(Excerpted data Opens)
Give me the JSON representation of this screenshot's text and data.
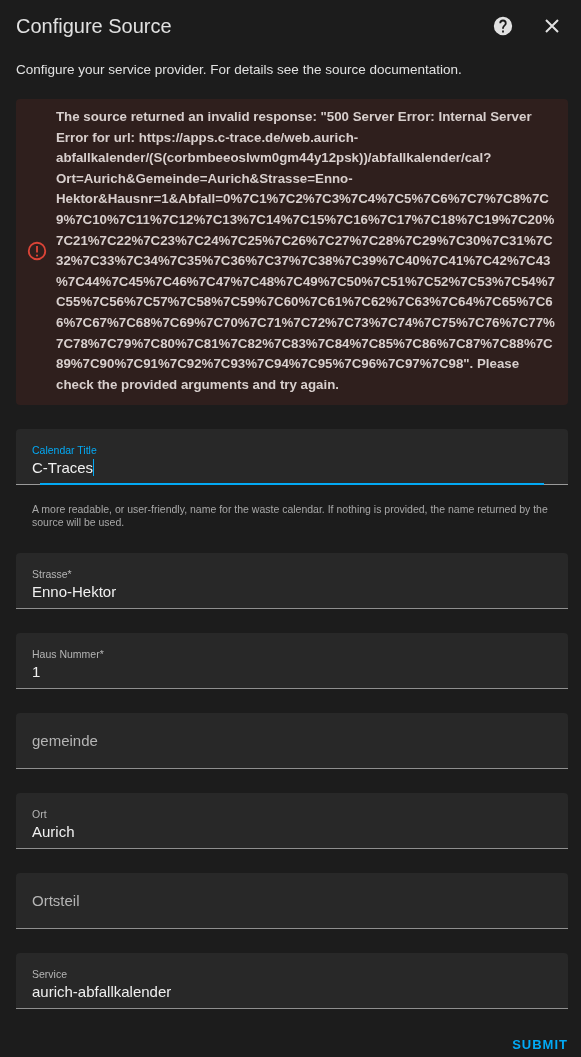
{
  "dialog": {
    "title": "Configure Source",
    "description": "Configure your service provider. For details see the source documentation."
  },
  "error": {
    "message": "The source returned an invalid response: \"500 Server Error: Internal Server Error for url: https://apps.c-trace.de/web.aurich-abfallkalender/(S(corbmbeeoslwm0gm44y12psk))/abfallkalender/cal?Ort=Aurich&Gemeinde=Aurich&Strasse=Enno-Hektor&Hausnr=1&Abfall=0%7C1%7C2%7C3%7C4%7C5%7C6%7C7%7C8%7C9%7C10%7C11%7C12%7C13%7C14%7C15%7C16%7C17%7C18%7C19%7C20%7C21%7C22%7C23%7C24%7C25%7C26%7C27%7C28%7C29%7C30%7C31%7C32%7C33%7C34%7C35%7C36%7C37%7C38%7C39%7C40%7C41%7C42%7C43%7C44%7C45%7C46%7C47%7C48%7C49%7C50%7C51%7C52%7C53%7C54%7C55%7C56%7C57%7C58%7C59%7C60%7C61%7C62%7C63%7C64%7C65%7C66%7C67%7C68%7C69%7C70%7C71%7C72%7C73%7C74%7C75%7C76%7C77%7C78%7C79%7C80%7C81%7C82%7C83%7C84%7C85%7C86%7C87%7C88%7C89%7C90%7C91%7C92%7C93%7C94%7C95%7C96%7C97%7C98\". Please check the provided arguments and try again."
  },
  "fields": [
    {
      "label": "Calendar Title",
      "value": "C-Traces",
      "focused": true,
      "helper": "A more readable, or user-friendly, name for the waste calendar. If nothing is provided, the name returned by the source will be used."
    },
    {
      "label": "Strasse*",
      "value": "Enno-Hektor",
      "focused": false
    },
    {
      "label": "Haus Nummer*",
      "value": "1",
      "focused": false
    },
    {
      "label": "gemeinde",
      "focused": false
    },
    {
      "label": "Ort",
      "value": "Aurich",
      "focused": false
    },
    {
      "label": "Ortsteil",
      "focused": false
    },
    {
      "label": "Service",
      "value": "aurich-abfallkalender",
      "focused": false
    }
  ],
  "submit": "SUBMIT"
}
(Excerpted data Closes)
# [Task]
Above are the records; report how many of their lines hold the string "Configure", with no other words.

# [Written solution]
2